ESPN forgot about the White Sox again, and the Big Hurt let 'em hear about it

ESPN forgot about the White Sox again.

The Worldwide Leader in Sports has made a habit of failing to remember the South Siders in recent years, most notably forgetting (on multiple occasions) that the White Sox did in fact win the 2005 World Series.

It happened enough times that A.J. Pierzynski had some opinions about it.

This time, the omission came in an effort to illustrate how good Mike Trout is, with ESPN researcher Paul Hembekides listing baseball players who appeared in the top four in MVP voting three or more times. Trout, the Los Angeles Angels superstar, has already done it seven times, and boy that is terrific.

But Hembekides left someone out. And that someone let him hear about it.

You tell 'em, Frank.

Yes, the Big Hurt finished in the top four of the AL MVP vote on six separate occasions: 1991 (third), 1993 (first), 1994 (first), 1997 (third), 2000 (second) and 2006 (fourth, while playing for the Oakland Athletics).

ESPN's blind spot for the White Sox doesn't end up meaning much of anything, though it's amusing that they've now managed to leave out a relatively recent World Series champion and a relatively recent first-ballot Hall of Famer.

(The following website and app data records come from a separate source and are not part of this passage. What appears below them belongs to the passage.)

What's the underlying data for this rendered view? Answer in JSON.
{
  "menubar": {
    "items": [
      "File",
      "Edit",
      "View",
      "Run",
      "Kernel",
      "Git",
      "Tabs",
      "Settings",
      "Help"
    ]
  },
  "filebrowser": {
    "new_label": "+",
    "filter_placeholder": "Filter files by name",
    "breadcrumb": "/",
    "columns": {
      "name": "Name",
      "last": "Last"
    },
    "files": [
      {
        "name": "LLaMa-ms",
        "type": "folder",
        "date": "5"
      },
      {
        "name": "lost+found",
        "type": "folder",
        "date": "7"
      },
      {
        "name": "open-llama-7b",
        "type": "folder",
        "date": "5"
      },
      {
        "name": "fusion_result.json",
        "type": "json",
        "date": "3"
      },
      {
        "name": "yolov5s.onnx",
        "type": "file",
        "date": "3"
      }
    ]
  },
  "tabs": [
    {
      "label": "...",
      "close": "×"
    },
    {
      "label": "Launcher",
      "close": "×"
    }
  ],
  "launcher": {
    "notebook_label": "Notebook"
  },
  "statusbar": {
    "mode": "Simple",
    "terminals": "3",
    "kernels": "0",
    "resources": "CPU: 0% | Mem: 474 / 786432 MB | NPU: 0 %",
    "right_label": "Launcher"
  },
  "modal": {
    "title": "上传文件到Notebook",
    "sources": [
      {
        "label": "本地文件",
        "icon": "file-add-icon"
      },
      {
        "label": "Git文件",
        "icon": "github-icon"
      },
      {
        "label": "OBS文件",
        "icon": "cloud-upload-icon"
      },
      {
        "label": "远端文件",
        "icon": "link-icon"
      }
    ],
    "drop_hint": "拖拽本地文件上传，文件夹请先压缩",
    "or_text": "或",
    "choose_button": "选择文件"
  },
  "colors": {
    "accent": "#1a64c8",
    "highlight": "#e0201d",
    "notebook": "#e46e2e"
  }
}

We all make mistakes. But it's a little funny that ESPN's are, repeatedly, White Sox related.